Rango is the very first animated film from the magicians at Industrial Light & Magic who’ve raised the technology bar in Hollywood so many times over the years that they’ve made it seem commonplace to do so.
This first effort has first effort written all over it.
The look is typical ILM. In other words it looks incredible. I’ve never seen another animated film that even remotely approaches it visually. Every detail is just a bit better than anything done before. What’s more noteworthy is that there’s no 3D version out there and it’s clear that one isn’t needed. It just wouldn’t add anything to the wow-factor.
Unfortunately that’s where the high bar ends and, sadly, in typical fashion for a studio known for it’s visual effects.

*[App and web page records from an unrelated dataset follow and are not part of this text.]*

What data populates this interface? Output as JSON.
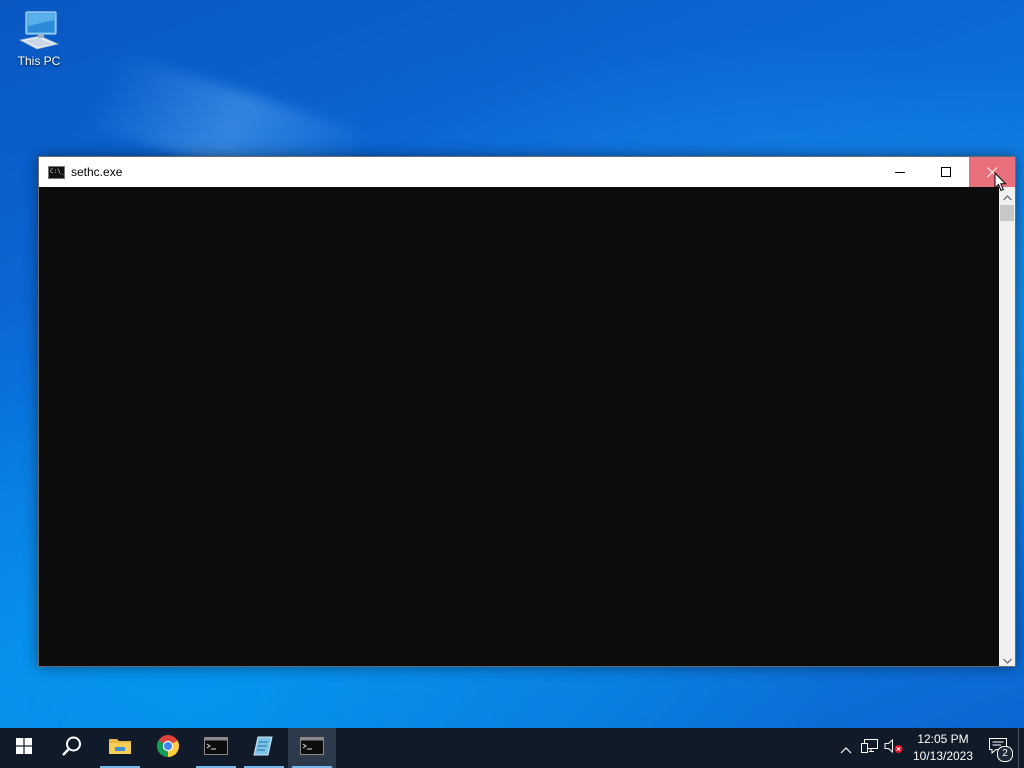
{
  "desktop": {
    "icons": [
      {
        "label": "This PC",
        "icon": "this-pc-icon"
      }
    ]
  },
  "window": {
    "title": "sethc.exe",
    "icon": "console-icon",
    "controls": {
      "minimize": "minimize-icon",
      "maximize": "maximize-icon",
      "close": "close-icon"
    },
    "colors": {
      "console_background": "#0c0c0c",
      "close_hover": "#e8707c"
    }
  },
  "taskbar": {
    "start": "windows-logo-icon",
    "search": "search-icon",
    "pinned": [
      {
        "name": "file-explorer",
        "icon": "folder-icon",
        "running": true
      },
      {
        "name": "chrome",
        "icon": "chrome-icon",
        "running": false
      },
      {
        "name": "command-prompt",
        "icon": "console-icon",
        "running": true
      },
      {
        "name": "notepad-app",
        "icon": "notepad-icon",
        "running": true
      },
      {
        "name": "sethc-console",
        "icon": "console-icon",
        "running": true,
        "active": true
      }
    ],
    "tray": {
      "chevron": "chevron-up-icon",
      "network": "network-icon",
      "volume": "volume-muted-icon",
      "time": "12:05 PM",
      "date": "10/13/2023",
      "notifications_count": "2"
    },
    "colors": {
      "background": "#101a28",
      "running_indicator": "#76b9ed"
    }
  }
}
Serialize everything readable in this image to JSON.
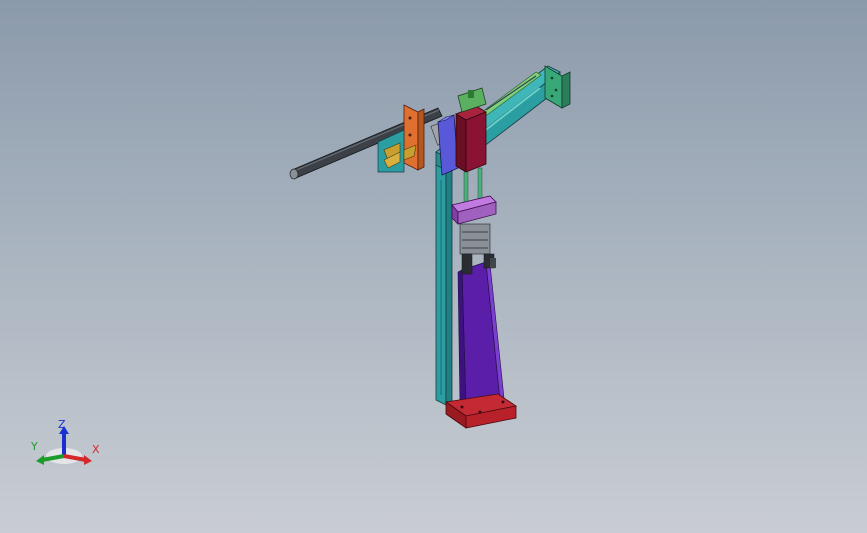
{
  "viewport": {
    "background_top": "#8b9aab",
    "background_bottom": "#c9cdd3"
  },
  "model": {
    "colors": {
      "frame": "#2a9ea0",
      "base_plate": "#b8202a",
      "column_support": "#5a1ea8",
      "carriage_block": "#8a1232",
      "cylinder": "#3c4148",
      "flange_bracket": "#e07030",
      "gripper_body": "#a060c0",
      "end_plate": "#38a878",
      "clamp_fingers": "#c8a030",
      "drive_block": "#5858d8",
      "rail_guide": "#6ac070"
    }
  },
  "triad": {
    "x_label": "X",
    "y_label": "Y",
    "z_label": "Z",
    "x_color": "#d4282a",
    "y_color": "#1c9c2a",
    "z_color": "#1a2fd0"
  }
}
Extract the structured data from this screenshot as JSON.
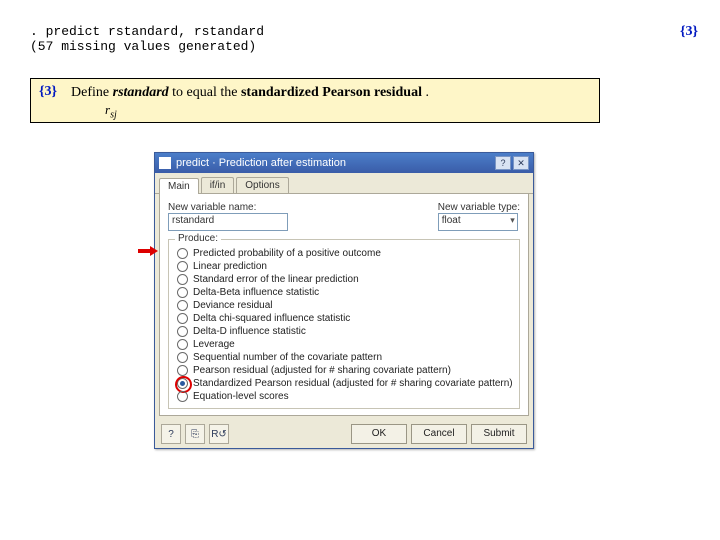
{
  "command": {
    "line1": ". predict rstandard, rstandard",
    "line2": "(57 missing values generated)"
  },
  "ref_top": "{3}",
  "callout": {
    "num": "{3}",
    "text_pre": "Define ",
    "text_var": "rstandard",
    "text_mid": " to equal the ",
    "text_bold": "standardized Pearson residual",
    "text_post": "    .",
    "sub": "r",
    "sub_sj": "sj"
  },
  "dialog": {
    "title": "predict · Prediction after estimation",
    "tabs": [
      "Main",
      "if/in",
      "Options"
    ],
    "varname_label": "New variable name:",
    "varname_value": "rstandard",
    "vartype_label": "New variable type:",
    "vartype_value": "float",
    "group_label": "Produce:",
    "options": [
      "Predicted probability of a positive outcome",
      "Linear prediction",
      "Standard error of the linear prediction",
      "Delta-Beta influence statistic",
      "Deviance residual",
      "Delta chi-squared influence statistic",
      "Delta-D influence statistic",
      "Leverage",
      "Sequential number of the covariate pattern",
      "Pearson residual (adjusted for # sharing covariate pattern)",
      "Standardized Pearson residual (adjusted for # sharing covariate pattern)",
      "Equation-level scores"
    ],
    "selected_index": 10,
    "buttons": {
      "ok": "OK",
      "cancel": "Cancel",
      "submit": "Submit"
    },
    "iconbtn": {
      "help": "?",
      "copy": "⎘",
      "reset": "R↺"
    }
  }
}
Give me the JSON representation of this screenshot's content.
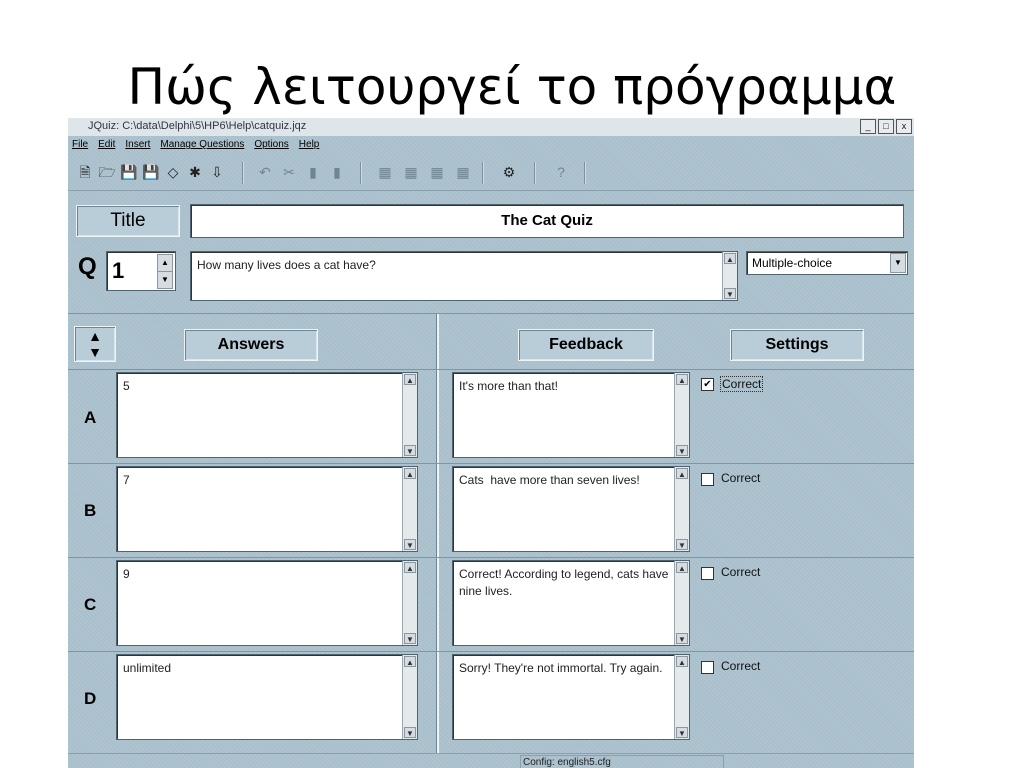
{
  "slide": {
    "title": "Πώς λειτουργεί το πρόγραμμα"
  },
  "window": {
    "title": "JQuiz: C:\\data\\Delphi\\5\\HP6\\Help\\catquiz.jqz",
    "controls": [
      "_",
      "□",
      "x"
    ]
  },
  "menu": [
    "File",
    "Edit",
    "Insert",
    "Manage Questions",
    "Options",
    "Help"
  ],
  "toolbar": [
    {
      "icon": "new-file-icon",
      "glyph": "🗎"
    },
    {
      "icon": "open-folder-icon",
      "glyph": "🗁"
    },
    {
      "icon": "save-icon",
      "glyph": "💾"
    },
    {
      "icon": "save-as-icon",
      "glyph": "💾"
    },
    {
      "icon": "eraser-icon",
      "glyph": "◇"
    },
    {
      "icon": "web-export-icon",
      "glyph": "✱"
    },
    {
      "icon": "download-icon",
      "glyph": "⇩"
    },
    {
      "icon": "undo-icon",
      "glyph": "↶"
    },
    {
      "icon": "cut-icon",
      "glyph": "✂"
    },
    {
      "icon": "copy-icon",
      "glyph": "▮"
    },
    {
      "icon": "paste-icon",
      "glyph": "▮"
    },
    {
      "icon": "add-question-icon",
      "glyph": "▦"
    },
    {
      "icon": "insert-question-icon",
      "glyph": "▦"
    },
    {
      "icon": "delete-question-icon",
      "glyph": "▦"
    },
    {
      "icon": "move-question-icon",
      "glyph": "▦"
    },
    {
      "icon": "config-icon",
      "glyph": "⚙"
    },
    {
      "icon": "help-icon",
      "glyph": "?"
    }
  ],
  "title_label": "Title",
  "title_value": "The Cat Quiz",
  "question": {
    "label": "Q",
    "number": "1",
    "text": "How many lives does a cat have?",
    "type": "Multiple-choice"
  },
  "headers": {
    "answers": "Answers",
    "feedback": "Feedback",
    "settings": "Settings"
  },
  "rows": [
    {
      "letter": "A",
      "answer": "5",
      "feedback": "It's more than that!",
      "correct_label": "Correct",
      "checked": true
    },
    {
      "letter": "B",
      "answer": "7",
      "feedback": "Cats  have more than seven lives!",
      "correct_label": "Correct",
      "checked": false
    },
    {
      "letter": "C",
      "answer": "9",
      "feedback": "Correct! According to legend, cats have nine lives.",
      "correct_label": "Correct",
      "checked": false
    },
    {
      "letter": "D",
      "answer": "unlimited",
      "feedback": "Sorry! They're not immortal. Try again.",
      "correct_label": "Correct",
      "checked": false
    }
  ],
  "status": {
    "config": "Config: english5.cfg"
  }
}
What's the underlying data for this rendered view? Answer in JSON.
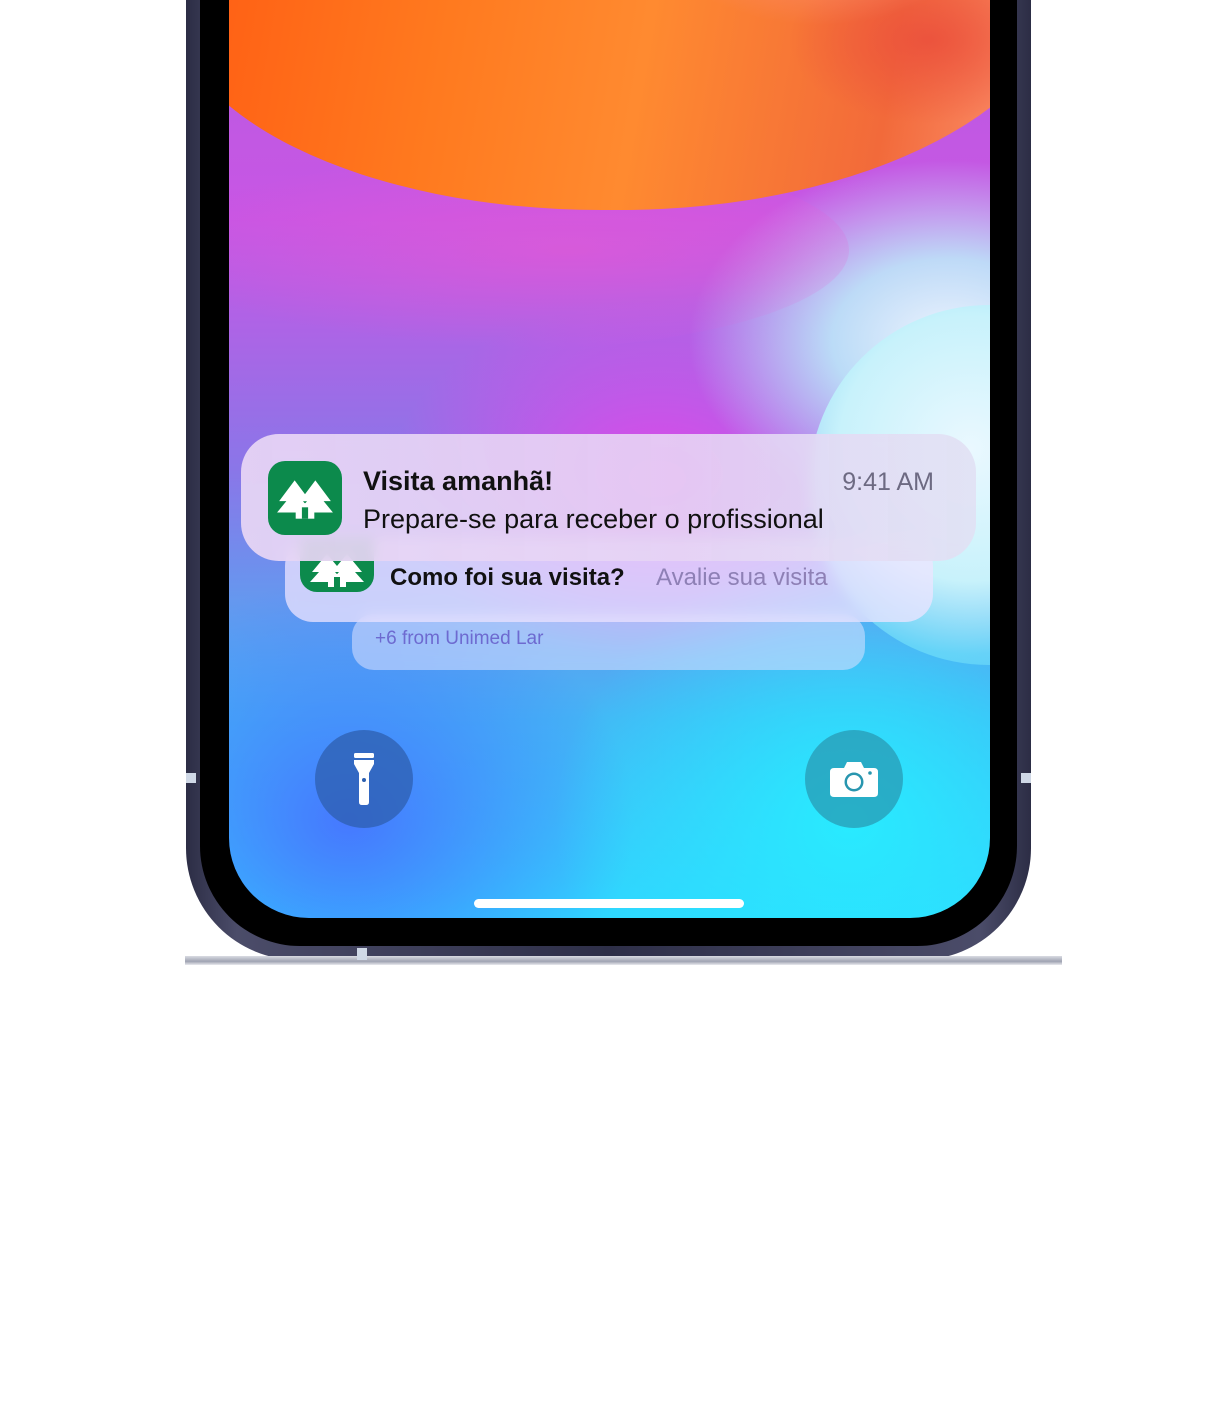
{
  "notifications": {
    "primary": {
      "app_icon": "unimed-lar-house-icon",
      "title": "Visita amanhã!",
      "time": "9:41 AM",
      "body": "Prepare-se para receber o profissional"
    },
    "secondary": {
      "app_icon": "unimed-lar-house-icon",
      "title": "Como foi sua visita?",
      "body": "Avalie sua visita"
    },
    "stack_summary": "+6 from Unimed Lar"
  },
  "lock_screen": {
    "left_control": "flashlight-icon",
    "right_control": "camera-icon"
  },
  "colors": {
    "app_icon_background": "#0c8a4c"
  }
}
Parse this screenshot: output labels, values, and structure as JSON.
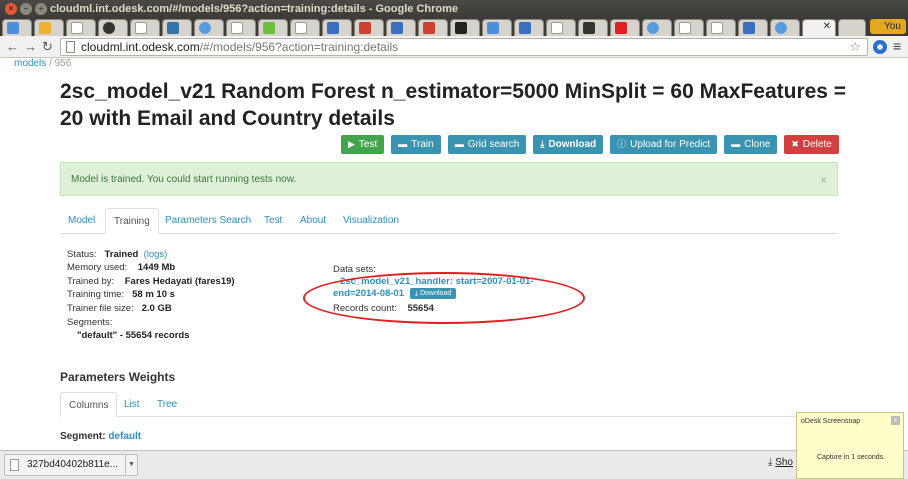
{
  "window": {
    "title": "cloudml.int.odesk.com/#/models/956?action=training:details - Google Chrome",
    "close": "×",
    "min": "–",
    "max": "+"
  },
  "tabs": {
    "user_button": "You"
  },
  "address": {
    "host": "cloudml.int.odesk.com",
    "path": "/#/models/956?action=training:details",
    "back": "←",
    "forward": "→",
    "reload": "↻",
    "bookmark": "☆",
    "menu": "≡"
  },
  "breadcrumb": {
    "models": "models",
    "sep": "/",
    "id": "956"
  },
  "model": {
    "title": "2sc_model_v21 Random Forest n_estimator=5000 MinSplit = 60 MaxFeatures = 20 with Email and Country details"
  },
  "actions": {
    "test": "Test",
    "train": "Train",
    "grid_search": "Grid search",
    "download": "Download",
    "upload": "Upload for Predict",
    "clone": "Clone",
    "delete": "Delete"
  },
  "alert": {
    "text": "Model is trained. You could start running tests now.",
    "close": "×"
  },
  "nav_tabs": [
    "Model",
    "Training",
    "Parameters Search",
    "Test",
    "About",
    "Visualization"
  ],
  "training": {
    "status_label": "Status:",
    "status_value": "Trained",
    "logs": "(logs)",
    "memory_label": "Memory used:",
    "memory_value": "1449 Mb",
    "trained_by_label": "Trained by:",
    "trained_by_value": "Fares Hedayati (fares19)",
    "time_label": "Training time:",
    "time_value": "58 m 10 s",
    "size_label": "Trainer file size:",
    "size_value": "2.0 GB",
    "segments_label": "Segments:",
    "segments_value": "\"default\" - 55654 records"
  },
  "datasets": {
    "label": "Data sets:",
    "link_line1": "2sc_model_v21_handler: start=2007-01-01-",
    "link_line2": "end=2014-08-01",
    "download": "Download",
    "records_label": "Records count:",
    "records_value": "55654"
  },
  "weights": {
    "heading": "Parameters Weights",
    "tabs": [
      "Columns",
      "List",
      "Tree"
    ],
    "segment_label": "Segment:",
    "segment_value": "default"
  },
  "download_shelf": {
    "file": "327bd40402b811e...",
    "show_all": "Sho"
  },
  "screensnap": {
    "title": "oDesk Screensnap",
    "message": "Capture in 1 seconds.",
    "close": "x"
  },
  "colors": {
    "link": "#2a8fc5",
    "success": "#43a54b",
    "info": "#3a93b0",
    "danger": "#d33f3f",
    "annotation": "#e02020"
  }
}
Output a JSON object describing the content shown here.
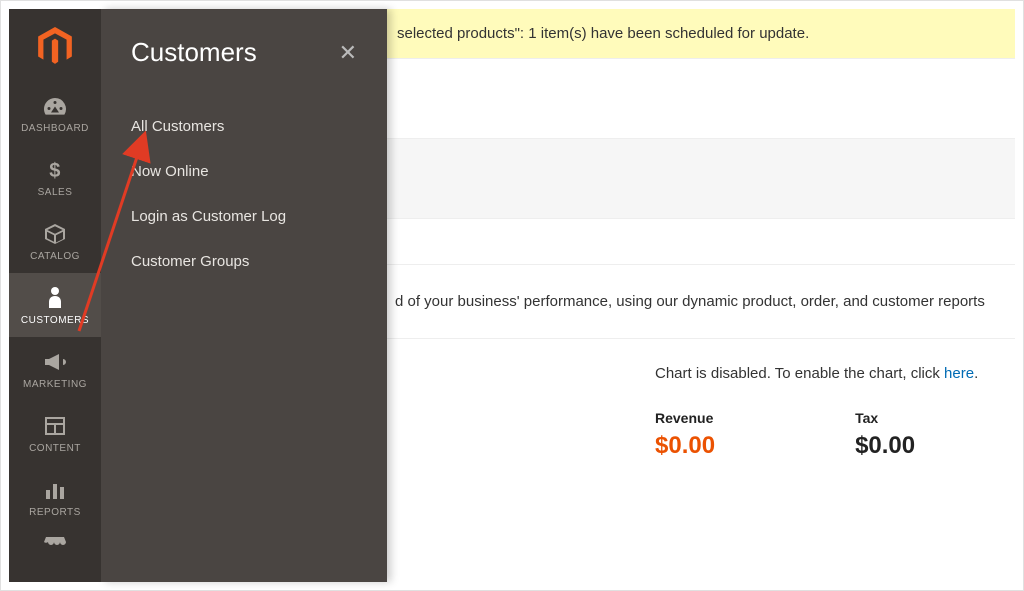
{
  "sidebar": {
    "items": [
      {
        "label": "DASHBOARD"
      },
      {
        "label": "SALES"
      },
      {
        "label": "CATALOG"
      },
      {
        "label": "CUSTOMERS"
      },
      {
        "label": "MARKETING"
      },
      {
        "label": "CONTENT"
      },
      {
        "label": "REPORTS"
      }
    ]
  },
  "submenu": {
    "title": "Customers",
    "close": "✕",
    "items": [
      "All Customers",
      "Now Online",
      "Login as Customer Log",
      "Customer Groups"
    ]
  },
  "notice": "selected products\": 1 item(s) have been scheduled for update.",
  "performance_text": "d of your business' performance, using our dynamic product, order, and customer reports",
  "chart_text": {
    "prefix": "Chart is disabled. To enable the chart, click ",
    "link": "here",
    "suffix": "."
  },
  "stats": [
    {
      "label": "Revenue",
      "value": "$0.00",
      "accent": true
    },
    {
      "label": "Tax",
      "value": "$0.00",
      "accent": false
    }
  ]
}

The story couldn’t possibly be more bland. It’s starts off decently but falls off very quickly. It also feels like someone took every western created, shook them up in a jar, and poured out every stereotype element to weave this tale. We know all the plot lines long before they resolve. There’s the misunderstood hero; voiced by Johnny Depp, the demure love interest, the bright but precocious child, the current bad element that is run off to make way for the really bad outlaw, the evil town politician and much more. The problem is that none of it feels well-connected here.
It’s a bit odd to say but the main characters also lack any chemistry what-so-ever. You never get a sense that they belong together and don’t really care if they ever do get on.
There’s also a musical quartet of owls that feel like they were created to borrow directly from Madagascar‘s excellent penguins. However, after their second appearance it’s all the same stale joke that wasn’t really all that funny to begin with.
Finally, a few key plot elements are a bit too confusing. You’re not quite sure what the evil politician is up to as his story resolves a bit too quickly and coldly.
In the end we’re left with a visually stunning film that provides virtually nothing else. It gives the impression of exactly what you’d expect from a first effort from a visual company—a wonderful bunch of eye-candy without any depth. I’ve read several great reviews suggesting it’s a very smart film that plays well to a more discerning audience. I guess I’m just stupid as its allure was completely lost on me and everyone else in the theater based on their reactions afterwards.